# [EXERCISE]
Go through the entries below. Copy out every line that contains "cellOvered".
==== EXERCISE INPUT ====
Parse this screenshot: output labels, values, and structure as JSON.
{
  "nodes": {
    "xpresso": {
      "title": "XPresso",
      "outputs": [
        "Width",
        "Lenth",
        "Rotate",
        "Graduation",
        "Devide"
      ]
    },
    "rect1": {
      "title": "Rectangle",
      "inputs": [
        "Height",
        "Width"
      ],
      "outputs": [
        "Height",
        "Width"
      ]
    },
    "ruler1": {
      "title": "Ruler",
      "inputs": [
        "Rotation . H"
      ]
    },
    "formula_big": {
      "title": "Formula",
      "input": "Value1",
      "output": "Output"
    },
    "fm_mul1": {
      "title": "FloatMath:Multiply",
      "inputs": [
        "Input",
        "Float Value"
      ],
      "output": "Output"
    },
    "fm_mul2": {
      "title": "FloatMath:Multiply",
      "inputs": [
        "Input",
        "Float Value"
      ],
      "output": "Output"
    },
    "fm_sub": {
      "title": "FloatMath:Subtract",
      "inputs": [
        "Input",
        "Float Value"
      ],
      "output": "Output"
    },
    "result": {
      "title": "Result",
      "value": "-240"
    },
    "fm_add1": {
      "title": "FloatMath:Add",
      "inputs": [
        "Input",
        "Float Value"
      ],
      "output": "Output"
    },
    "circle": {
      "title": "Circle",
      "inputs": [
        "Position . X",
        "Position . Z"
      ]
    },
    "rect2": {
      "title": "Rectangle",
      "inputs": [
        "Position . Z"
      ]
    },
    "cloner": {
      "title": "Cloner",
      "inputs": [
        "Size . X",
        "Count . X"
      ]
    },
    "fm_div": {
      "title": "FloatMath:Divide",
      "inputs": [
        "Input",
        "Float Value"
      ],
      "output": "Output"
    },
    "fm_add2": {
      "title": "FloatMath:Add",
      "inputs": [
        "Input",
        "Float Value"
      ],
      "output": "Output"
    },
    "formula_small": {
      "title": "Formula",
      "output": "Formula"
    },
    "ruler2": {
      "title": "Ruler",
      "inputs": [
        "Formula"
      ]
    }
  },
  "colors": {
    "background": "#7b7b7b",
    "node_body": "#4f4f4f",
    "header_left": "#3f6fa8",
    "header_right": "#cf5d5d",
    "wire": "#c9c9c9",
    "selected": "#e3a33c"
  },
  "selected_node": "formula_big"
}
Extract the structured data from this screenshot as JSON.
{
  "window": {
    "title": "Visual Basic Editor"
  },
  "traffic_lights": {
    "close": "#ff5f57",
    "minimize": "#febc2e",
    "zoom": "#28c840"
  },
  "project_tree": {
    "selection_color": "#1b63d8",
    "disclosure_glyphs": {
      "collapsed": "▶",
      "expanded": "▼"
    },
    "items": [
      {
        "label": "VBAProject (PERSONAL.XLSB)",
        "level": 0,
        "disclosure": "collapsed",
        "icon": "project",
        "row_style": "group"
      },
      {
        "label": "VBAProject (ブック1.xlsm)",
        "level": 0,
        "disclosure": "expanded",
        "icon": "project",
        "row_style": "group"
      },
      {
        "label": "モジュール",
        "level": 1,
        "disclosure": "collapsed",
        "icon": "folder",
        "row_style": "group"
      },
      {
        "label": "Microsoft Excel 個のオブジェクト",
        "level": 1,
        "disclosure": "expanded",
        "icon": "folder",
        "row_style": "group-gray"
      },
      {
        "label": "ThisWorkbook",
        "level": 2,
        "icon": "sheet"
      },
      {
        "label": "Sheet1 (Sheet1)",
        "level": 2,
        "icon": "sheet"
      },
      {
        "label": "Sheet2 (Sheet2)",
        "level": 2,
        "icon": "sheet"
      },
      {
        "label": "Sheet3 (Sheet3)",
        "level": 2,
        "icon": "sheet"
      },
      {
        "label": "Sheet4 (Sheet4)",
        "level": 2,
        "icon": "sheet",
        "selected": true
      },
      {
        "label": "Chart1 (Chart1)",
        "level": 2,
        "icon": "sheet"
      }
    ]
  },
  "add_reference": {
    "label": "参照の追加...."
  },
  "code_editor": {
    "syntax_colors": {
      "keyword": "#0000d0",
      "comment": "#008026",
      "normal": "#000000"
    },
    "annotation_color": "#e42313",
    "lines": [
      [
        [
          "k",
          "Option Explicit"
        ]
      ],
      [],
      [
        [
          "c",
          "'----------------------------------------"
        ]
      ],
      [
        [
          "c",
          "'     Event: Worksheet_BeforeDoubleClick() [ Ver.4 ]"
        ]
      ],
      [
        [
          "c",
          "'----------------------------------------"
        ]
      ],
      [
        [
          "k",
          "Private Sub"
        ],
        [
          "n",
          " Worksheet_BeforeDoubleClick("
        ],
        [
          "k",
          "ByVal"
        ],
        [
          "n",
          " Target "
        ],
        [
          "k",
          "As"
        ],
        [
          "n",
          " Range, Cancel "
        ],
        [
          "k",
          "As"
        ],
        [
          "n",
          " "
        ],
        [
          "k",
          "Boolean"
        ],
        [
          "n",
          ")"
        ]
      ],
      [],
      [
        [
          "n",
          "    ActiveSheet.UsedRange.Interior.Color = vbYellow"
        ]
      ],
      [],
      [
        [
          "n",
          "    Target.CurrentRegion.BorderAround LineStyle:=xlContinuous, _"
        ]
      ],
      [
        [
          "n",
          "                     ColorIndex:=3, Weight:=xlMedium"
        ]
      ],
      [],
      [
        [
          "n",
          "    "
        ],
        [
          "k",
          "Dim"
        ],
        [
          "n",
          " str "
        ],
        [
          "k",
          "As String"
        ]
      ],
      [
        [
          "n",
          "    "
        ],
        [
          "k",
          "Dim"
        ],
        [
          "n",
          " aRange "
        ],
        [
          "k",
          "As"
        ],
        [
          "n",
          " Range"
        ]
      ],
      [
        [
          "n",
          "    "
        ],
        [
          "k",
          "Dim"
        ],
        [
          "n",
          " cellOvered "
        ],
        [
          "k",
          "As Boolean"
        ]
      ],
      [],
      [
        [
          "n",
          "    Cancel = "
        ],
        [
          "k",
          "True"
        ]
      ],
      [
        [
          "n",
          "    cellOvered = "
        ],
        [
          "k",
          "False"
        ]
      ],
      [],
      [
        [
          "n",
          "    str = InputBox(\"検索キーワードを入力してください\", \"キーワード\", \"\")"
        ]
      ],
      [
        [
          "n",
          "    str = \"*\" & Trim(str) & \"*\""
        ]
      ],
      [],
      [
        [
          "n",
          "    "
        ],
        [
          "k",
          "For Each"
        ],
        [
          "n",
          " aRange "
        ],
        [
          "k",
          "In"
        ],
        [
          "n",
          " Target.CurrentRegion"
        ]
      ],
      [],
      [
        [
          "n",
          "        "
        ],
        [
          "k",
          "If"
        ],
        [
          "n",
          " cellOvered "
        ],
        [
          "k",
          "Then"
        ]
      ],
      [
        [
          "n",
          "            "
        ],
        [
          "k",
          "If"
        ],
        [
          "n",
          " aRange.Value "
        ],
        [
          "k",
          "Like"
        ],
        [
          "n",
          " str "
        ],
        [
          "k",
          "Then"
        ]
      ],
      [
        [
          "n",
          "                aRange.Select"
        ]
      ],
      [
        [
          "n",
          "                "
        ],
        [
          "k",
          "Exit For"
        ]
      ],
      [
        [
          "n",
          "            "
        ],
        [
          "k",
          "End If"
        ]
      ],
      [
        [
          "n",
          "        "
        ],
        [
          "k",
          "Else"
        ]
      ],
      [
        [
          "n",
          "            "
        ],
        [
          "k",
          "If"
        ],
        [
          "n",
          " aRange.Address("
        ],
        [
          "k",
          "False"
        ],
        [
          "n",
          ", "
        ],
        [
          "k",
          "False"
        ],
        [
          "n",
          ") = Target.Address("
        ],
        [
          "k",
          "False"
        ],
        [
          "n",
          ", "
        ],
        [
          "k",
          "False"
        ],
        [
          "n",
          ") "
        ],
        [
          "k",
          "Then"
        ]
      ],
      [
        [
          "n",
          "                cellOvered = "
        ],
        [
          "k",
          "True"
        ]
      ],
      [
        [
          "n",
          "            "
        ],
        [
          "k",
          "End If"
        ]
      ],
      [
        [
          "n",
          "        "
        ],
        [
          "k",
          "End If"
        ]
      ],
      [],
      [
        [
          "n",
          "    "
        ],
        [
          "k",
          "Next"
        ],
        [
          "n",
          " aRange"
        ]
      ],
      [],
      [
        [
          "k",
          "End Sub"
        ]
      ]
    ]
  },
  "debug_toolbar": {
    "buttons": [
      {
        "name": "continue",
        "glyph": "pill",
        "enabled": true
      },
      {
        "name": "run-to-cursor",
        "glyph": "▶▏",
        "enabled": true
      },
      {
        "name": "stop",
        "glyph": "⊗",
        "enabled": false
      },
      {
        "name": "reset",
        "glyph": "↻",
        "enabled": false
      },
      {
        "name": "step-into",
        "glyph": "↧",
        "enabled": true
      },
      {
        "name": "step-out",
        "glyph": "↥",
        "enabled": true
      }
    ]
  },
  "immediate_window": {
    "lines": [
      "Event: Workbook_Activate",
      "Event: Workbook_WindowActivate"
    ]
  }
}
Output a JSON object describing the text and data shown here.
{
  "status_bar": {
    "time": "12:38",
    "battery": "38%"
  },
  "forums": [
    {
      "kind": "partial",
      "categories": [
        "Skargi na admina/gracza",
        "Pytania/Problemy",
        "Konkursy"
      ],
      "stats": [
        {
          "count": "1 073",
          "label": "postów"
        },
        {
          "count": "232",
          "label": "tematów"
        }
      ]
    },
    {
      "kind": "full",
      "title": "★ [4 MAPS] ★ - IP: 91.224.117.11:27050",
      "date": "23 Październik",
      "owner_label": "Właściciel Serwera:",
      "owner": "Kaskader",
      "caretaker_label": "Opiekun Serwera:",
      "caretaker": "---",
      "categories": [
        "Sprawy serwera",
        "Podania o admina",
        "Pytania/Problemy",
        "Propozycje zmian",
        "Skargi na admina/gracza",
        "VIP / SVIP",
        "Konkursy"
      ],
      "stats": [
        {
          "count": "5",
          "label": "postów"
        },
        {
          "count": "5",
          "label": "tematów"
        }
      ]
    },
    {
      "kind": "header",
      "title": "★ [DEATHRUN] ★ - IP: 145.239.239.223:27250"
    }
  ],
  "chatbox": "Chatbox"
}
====
# [ANSWER AREA]
          " cellOvered "
          "    cellOvered = "
          " cellOvered "
          "                cellOvered = "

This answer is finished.